- **Data records for software interfaces**
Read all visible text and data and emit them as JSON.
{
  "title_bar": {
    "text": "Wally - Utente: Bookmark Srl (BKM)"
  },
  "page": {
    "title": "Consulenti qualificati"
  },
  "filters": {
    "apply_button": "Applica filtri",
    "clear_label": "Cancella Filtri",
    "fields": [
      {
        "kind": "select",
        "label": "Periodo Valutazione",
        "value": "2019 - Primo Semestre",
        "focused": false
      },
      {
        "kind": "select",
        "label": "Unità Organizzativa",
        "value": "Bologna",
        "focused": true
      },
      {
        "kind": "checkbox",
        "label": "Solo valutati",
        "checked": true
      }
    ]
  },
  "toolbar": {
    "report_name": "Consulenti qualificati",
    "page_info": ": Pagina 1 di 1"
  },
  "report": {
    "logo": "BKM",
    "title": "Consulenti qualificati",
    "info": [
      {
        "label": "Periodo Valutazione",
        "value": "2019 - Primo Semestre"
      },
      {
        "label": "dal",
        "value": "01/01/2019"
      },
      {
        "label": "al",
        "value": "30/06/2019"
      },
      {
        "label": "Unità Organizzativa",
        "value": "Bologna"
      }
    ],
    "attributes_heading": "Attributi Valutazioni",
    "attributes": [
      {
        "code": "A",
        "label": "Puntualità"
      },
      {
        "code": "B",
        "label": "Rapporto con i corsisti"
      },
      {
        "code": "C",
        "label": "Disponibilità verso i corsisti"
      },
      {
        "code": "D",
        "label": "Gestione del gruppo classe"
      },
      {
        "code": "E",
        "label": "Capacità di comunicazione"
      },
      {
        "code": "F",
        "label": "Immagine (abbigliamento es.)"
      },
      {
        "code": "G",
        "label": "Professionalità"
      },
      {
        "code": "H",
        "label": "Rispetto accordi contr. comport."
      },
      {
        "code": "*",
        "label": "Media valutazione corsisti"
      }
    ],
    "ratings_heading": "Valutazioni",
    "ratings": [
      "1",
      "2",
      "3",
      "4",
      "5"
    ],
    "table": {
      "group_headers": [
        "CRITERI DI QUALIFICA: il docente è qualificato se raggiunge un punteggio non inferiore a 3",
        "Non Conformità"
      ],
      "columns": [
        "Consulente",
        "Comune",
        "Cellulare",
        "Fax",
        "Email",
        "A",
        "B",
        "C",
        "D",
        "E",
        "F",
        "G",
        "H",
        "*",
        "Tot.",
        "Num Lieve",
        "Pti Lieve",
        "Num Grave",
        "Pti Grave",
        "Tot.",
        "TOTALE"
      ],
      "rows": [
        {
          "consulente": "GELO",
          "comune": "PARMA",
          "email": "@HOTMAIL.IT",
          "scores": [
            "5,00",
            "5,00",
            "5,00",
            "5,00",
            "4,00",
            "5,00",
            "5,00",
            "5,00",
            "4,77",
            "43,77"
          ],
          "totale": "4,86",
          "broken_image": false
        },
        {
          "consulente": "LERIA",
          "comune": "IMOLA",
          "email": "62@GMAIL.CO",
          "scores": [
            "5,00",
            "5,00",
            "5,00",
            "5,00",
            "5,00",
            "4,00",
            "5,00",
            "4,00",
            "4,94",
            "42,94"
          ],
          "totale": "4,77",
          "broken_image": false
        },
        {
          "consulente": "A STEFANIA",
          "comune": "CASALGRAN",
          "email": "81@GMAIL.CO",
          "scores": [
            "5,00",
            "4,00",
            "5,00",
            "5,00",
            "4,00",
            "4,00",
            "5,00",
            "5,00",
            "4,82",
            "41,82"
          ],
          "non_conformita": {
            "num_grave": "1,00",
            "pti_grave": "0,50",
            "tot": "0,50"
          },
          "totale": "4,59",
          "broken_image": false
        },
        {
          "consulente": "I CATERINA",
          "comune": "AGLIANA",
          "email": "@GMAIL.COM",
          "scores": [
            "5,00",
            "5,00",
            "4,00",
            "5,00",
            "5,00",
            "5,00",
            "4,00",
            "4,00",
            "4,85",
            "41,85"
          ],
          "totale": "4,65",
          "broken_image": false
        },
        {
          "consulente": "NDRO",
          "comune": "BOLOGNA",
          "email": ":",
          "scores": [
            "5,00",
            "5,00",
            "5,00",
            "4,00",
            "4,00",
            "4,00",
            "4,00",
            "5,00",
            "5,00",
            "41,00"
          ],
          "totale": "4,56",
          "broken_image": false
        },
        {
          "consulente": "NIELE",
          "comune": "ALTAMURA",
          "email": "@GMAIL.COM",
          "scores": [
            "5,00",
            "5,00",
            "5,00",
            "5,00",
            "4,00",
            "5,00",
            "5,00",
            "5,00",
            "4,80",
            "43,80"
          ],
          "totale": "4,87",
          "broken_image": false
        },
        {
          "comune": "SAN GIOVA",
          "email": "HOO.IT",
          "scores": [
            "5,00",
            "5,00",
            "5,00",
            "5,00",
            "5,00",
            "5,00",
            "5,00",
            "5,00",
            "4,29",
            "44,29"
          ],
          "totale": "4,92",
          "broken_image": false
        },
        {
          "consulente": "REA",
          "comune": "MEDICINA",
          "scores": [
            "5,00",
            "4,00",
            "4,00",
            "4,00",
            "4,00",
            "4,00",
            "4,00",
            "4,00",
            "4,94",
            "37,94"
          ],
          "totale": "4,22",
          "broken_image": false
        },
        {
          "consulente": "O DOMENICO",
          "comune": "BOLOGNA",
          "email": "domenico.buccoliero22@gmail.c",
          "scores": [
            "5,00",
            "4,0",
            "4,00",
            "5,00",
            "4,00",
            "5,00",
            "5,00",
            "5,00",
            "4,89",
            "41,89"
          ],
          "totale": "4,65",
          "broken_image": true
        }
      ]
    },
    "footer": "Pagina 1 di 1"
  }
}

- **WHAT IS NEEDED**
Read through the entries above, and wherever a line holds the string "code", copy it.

- **RESPONSE**
        "code": "A",
        "code": "B",
        "code": "C",
        "code": "D",
        "code": "E",
        "code": "F",
        "code": "G",
        "code": "H",
        "code": "*",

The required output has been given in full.